This NOAA visualization video on YouTube shows the seasonal variations in sea surface temperatures and ice cover for the 22 years prior to 2007 based on data collected by NOAA polar-orbiting satellites (POES). El NiÃo and La NiÃa are easily identified, as are the trends in decreasing polar sea ice.

In this activity, students assume the role of a team of architects that has been commissioned to build a solar house containing both active and passive solar components. First, they must design the house and then build a model. The model is tested to determine how well it utilizes solar energy.

These animations depict the three major Milankovitch Cycles that impact global climate, visually demonstrating the definitions of eccentricity, obliquity, and precession, and their ranges of variation and timing on Earth.

This image depicts a representative subset of the atmospheric processes related to aerosol lifecycles, cloud lifecycles, and aerosol-cloud-precipitation interactions that must be understood to improve future climate predictions.

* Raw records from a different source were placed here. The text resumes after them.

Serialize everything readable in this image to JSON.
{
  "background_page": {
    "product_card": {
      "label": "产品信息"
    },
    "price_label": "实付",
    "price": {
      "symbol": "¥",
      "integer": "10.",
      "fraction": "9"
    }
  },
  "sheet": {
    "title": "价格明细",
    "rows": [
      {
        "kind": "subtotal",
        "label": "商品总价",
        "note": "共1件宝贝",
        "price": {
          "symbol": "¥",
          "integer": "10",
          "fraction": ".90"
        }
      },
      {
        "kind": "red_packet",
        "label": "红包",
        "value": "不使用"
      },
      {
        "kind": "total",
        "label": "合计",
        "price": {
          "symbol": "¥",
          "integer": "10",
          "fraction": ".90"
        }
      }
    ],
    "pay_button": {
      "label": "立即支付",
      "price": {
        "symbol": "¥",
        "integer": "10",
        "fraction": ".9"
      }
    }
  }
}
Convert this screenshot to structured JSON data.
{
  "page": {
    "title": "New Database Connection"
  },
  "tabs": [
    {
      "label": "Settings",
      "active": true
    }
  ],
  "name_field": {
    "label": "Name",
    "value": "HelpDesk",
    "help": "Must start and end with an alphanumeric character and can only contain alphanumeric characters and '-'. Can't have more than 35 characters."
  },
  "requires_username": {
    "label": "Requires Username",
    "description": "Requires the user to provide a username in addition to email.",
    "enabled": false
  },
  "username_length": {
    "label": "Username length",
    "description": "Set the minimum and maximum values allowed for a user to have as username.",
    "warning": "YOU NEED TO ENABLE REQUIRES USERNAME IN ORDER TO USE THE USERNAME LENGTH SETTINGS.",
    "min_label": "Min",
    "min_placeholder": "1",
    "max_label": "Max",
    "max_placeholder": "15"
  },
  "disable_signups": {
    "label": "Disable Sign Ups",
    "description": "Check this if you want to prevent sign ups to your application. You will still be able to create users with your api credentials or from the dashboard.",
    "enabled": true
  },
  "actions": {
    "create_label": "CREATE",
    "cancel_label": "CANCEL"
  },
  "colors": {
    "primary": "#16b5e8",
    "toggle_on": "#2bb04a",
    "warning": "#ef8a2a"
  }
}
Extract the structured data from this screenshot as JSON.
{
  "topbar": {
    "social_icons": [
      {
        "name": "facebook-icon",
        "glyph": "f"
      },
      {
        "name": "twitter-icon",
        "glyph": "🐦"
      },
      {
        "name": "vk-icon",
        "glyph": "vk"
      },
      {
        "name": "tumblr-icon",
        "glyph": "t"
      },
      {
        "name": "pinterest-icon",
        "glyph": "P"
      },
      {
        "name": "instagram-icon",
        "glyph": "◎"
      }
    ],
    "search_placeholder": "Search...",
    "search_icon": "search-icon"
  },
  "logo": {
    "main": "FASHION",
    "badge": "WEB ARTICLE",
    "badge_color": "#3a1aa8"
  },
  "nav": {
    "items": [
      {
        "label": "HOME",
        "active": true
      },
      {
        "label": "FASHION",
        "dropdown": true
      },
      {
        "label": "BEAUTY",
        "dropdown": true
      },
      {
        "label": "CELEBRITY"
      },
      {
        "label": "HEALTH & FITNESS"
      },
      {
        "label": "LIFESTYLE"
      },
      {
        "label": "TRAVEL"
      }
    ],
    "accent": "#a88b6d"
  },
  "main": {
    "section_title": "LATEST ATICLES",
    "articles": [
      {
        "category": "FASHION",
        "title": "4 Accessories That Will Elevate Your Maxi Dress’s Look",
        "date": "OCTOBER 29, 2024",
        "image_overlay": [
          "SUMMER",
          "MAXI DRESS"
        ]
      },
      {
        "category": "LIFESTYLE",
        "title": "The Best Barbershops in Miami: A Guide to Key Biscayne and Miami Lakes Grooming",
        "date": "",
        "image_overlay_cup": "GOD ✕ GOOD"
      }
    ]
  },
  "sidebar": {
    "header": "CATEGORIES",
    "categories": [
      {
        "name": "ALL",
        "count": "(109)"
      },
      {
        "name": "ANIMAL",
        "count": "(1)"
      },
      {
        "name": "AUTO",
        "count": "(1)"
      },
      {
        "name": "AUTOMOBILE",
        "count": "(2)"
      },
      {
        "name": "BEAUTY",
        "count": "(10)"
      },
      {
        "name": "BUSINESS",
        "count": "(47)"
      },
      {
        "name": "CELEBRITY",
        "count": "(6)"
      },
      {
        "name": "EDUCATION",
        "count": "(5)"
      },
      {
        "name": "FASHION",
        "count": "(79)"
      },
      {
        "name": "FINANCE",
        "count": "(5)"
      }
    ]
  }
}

This qualitative graphic illustrates the various factors that affect the amount of solar radiation hitting or being absorbed by Earth's surface such as aerosols, clouds, and albedo.

This interactive activity, in applet form, guides students through the motion of the sun and how they relate to seasons.

An interactive simulation of Earth's seasonal dynamics that includes the axial tilt and other aspects of Earth's annual cycle.

This is part of a larger lab from the University of Nebraska at Lincoln:

In this activity, students use authentic Arctic climate data to unravel some causes and effects related to the seasonal melting of the snowpack and to further understand albedo.

This short video, the sixth in the National Academies Climate Change, Lines of Evidence series, explores the hypothesis that changes in solar energy output may be responsible for observed global surface temperature rise. Several lines of evidence, such as direct satellite observations, are reviewed.

In this jigsaw activity, students explore meteorological data collected from Eureka, Canada to try to decide when would be the best time for an Arctic visit.